Planar polarity as a model for understanding self-organisation from molecular to tissue scales

Year of award: 2018


  • Prof David Strutt

    University of Sheffield

Project summary

The development of the organs in our bodies requires many different types of cells to be organised into complex structures. Remarkably, rather than being directed by an external blueprint or map that tells each cell where to go, much of the arrangement of cells in our bodies arises via a process known as self-organisation. This is where cells communicate with their neighbours to arrange themselves into simple patterns.

We will study one of the simplest forms of self-organisation of cells: a process called planar polarity in which cells in a flat sheet align themselves to point in the same direction. Studies in the fruit fly have identified many of the genes that produce proteins that mediate the coordinated alignment of cells.

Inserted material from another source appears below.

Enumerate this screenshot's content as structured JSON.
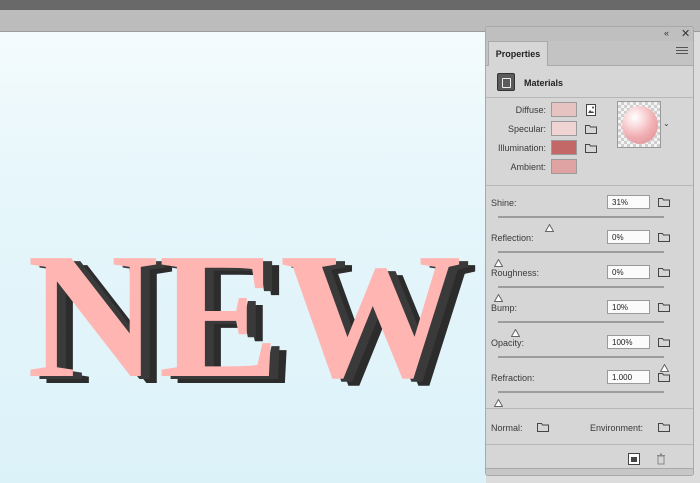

We will seek to understand how the action of individual proteins within cells can lead them to align themselves with their neighbours.

Our findings will help us understand self-organisation and planar polarity.